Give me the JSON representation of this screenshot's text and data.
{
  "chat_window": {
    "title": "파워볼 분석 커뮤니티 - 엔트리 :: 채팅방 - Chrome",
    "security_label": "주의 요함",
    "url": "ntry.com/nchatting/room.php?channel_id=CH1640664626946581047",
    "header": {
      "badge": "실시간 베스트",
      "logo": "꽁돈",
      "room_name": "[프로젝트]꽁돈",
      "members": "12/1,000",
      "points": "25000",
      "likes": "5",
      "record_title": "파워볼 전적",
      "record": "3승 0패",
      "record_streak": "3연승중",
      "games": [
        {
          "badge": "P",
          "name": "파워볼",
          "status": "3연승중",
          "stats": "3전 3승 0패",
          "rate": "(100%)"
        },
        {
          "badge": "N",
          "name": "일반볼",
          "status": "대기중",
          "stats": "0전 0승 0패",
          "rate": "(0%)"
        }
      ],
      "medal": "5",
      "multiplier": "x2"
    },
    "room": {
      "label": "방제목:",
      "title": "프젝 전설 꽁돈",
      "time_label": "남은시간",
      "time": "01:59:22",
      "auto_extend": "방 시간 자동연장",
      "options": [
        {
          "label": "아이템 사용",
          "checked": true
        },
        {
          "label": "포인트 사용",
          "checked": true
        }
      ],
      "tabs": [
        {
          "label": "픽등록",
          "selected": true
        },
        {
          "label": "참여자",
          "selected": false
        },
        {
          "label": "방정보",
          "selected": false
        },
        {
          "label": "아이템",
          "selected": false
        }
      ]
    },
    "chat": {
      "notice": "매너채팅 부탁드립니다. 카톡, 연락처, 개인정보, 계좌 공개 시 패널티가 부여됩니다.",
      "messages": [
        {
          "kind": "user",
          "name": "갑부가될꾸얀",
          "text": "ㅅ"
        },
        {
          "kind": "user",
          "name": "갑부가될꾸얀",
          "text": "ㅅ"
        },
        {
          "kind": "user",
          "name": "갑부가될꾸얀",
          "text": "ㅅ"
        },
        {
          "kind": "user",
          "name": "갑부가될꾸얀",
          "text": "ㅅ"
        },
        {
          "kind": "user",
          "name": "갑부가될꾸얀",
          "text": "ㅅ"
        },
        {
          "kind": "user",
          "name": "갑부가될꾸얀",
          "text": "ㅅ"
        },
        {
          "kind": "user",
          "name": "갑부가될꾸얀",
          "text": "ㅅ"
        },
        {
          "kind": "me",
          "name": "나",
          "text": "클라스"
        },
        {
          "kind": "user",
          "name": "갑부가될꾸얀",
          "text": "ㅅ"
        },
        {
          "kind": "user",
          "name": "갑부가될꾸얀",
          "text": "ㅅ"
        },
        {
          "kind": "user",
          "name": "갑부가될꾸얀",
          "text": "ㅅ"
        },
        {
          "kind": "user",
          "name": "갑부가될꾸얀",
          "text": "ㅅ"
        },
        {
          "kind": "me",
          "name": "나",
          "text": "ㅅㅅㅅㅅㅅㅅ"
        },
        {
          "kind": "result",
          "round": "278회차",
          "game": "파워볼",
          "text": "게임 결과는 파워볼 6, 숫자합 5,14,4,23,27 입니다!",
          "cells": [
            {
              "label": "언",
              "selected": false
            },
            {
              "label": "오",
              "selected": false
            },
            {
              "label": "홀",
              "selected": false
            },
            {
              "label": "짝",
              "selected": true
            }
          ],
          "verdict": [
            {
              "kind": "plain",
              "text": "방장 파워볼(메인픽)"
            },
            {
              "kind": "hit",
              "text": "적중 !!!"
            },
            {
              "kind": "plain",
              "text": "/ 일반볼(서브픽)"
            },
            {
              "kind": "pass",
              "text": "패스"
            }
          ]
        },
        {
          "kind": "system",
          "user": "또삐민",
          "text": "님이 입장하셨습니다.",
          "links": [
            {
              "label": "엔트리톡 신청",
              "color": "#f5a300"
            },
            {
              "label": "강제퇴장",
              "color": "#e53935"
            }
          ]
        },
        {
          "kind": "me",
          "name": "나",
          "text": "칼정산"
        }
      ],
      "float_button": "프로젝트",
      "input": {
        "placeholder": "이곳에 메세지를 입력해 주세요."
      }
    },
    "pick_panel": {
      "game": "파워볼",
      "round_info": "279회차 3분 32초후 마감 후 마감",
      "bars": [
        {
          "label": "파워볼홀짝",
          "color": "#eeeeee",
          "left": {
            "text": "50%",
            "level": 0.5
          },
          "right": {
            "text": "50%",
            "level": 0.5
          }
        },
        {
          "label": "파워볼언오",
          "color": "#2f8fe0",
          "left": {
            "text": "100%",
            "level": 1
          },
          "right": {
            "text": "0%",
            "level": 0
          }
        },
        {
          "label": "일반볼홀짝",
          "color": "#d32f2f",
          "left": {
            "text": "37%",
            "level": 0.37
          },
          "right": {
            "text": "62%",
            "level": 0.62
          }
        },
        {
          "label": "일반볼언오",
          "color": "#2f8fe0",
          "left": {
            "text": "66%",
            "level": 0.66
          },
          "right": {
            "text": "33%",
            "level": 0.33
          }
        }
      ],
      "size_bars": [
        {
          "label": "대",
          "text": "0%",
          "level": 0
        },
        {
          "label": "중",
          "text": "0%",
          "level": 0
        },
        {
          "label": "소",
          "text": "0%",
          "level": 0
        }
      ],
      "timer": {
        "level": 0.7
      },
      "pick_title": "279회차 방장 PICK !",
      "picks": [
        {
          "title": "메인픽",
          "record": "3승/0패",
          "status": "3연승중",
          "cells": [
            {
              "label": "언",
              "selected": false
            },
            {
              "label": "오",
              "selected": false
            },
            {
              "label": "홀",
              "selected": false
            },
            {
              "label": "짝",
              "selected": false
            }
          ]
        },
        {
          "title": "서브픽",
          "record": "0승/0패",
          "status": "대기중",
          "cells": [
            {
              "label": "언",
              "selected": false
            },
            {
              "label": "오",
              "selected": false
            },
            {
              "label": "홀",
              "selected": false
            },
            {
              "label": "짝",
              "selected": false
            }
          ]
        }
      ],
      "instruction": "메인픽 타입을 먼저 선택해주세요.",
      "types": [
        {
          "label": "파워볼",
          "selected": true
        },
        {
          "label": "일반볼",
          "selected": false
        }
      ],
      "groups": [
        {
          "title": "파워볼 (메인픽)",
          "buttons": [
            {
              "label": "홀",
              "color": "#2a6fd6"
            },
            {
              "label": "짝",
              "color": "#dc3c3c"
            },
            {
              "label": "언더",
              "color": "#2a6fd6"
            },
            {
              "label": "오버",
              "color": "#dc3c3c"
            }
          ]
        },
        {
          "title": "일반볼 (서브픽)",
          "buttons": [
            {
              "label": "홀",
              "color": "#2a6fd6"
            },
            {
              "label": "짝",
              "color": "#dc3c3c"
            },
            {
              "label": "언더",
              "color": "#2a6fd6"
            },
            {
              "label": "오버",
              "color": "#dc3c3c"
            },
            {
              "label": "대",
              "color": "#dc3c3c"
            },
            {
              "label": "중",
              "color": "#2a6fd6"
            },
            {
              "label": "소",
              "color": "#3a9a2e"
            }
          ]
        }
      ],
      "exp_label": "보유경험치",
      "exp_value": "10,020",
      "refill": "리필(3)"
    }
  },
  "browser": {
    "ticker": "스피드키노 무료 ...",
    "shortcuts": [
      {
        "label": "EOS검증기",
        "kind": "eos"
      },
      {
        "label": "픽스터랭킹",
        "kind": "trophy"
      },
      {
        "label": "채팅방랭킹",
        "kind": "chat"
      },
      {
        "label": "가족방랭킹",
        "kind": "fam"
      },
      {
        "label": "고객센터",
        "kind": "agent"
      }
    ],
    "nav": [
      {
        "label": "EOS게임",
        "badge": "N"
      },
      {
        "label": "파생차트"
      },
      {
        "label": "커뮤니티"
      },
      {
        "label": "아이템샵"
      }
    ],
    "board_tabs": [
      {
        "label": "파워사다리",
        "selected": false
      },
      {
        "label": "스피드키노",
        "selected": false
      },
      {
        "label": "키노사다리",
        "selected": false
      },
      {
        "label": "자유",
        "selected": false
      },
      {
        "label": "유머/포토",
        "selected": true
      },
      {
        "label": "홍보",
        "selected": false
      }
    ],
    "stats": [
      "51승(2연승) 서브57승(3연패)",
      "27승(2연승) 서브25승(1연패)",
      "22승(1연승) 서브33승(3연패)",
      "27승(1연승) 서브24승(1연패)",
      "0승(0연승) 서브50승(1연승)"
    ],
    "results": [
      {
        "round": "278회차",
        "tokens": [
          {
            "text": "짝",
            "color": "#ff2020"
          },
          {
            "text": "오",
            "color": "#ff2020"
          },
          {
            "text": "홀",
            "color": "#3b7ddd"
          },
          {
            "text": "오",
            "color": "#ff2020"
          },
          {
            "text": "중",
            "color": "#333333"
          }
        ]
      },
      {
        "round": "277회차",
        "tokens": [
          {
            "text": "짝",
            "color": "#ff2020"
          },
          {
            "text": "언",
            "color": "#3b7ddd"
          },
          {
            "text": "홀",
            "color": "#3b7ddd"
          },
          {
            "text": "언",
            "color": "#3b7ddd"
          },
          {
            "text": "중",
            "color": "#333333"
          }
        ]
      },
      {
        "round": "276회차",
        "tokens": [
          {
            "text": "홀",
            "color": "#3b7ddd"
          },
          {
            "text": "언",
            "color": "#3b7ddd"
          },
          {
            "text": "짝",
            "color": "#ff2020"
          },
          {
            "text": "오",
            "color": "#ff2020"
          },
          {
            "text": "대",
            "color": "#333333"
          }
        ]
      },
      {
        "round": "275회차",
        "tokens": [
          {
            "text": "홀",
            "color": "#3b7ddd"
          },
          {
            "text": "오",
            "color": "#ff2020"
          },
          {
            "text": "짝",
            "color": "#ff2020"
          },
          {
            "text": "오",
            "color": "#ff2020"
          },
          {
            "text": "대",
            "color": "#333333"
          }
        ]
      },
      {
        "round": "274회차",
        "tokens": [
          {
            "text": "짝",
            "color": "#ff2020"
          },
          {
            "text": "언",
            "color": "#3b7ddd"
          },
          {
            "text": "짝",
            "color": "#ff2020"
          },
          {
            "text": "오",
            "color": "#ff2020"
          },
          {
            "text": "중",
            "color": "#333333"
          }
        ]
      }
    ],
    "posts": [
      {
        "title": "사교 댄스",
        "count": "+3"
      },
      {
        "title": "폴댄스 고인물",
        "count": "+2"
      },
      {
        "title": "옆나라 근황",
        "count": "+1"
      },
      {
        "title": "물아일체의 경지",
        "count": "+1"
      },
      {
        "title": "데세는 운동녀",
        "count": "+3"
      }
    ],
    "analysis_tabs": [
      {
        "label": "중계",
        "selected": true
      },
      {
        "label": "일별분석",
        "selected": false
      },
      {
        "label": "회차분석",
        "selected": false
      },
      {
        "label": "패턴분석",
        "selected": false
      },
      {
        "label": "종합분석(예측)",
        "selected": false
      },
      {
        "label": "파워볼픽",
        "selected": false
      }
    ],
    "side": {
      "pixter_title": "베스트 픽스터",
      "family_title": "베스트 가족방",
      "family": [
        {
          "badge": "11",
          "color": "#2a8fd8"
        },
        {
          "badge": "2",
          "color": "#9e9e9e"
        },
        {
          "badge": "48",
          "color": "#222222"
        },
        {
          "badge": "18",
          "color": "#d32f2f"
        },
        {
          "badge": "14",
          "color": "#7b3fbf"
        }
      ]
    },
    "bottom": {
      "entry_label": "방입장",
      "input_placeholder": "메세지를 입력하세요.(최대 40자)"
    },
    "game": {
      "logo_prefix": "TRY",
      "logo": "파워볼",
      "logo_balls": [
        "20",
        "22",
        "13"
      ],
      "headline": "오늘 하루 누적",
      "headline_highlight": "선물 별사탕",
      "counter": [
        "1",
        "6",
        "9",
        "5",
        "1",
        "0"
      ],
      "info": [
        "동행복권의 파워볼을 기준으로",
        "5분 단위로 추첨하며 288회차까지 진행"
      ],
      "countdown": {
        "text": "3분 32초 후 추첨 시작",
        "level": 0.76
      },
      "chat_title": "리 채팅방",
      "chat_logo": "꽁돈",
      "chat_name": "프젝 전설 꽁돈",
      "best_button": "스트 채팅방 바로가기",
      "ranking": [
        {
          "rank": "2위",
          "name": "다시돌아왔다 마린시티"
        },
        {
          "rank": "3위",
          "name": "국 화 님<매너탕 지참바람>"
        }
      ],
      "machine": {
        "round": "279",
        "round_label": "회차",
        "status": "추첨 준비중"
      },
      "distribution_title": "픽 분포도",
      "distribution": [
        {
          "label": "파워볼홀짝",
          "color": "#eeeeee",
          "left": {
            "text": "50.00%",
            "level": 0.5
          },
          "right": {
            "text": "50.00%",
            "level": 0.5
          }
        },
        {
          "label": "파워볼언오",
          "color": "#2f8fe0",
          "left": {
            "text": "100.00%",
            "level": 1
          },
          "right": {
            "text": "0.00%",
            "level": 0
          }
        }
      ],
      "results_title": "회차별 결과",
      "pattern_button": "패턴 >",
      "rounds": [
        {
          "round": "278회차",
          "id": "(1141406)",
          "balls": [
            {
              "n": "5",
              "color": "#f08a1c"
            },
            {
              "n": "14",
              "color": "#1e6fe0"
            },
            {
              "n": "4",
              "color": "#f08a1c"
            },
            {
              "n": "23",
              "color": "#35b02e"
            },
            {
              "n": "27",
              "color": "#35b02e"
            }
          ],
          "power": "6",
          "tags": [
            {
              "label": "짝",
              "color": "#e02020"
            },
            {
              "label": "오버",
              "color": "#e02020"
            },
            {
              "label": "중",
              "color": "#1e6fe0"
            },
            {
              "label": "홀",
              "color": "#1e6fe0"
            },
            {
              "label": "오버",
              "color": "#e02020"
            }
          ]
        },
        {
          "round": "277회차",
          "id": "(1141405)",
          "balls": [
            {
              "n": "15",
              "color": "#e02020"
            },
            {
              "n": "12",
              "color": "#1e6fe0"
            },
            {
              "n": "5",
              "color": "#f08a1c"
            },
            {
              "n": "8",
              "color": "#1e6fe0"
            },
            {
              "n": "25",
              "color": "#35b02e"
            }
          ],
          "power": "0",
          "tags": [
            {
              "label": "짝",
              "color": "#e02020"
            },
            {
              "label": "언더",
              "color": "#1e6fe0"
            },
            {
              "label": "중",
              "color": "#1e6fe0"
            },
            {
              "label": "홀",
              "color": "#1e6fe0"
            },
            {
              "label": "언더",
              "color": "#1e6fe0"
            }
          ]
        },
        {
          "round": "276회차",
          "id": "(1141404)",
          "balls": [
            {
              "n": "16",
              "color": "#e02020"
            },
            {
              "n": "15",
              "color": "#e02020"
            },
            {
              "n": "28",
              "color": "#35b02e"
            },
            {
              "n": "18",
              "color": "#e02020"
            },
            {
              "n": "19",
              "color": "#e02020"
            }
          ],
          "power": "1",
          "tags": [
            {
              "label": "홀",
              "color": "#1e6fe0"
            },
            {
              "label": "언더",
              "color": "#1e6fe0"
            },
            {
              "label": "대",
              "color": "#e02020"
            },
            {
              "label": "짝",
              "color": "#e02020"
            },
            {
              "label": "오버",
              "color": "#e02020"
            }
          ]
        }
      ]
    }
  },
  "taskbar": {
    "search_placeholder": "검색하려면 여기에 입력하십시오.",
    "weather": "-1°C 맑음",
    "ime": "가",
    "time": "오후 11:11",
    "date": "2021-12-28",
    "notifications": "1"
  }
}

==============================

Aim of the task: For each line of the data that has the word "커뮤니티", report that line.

The completed task:
    "title": "파워볼 분석 커뮤니티 - 엔트리 :: 채팅방 - Chrome",
        "label": "커뮤니티"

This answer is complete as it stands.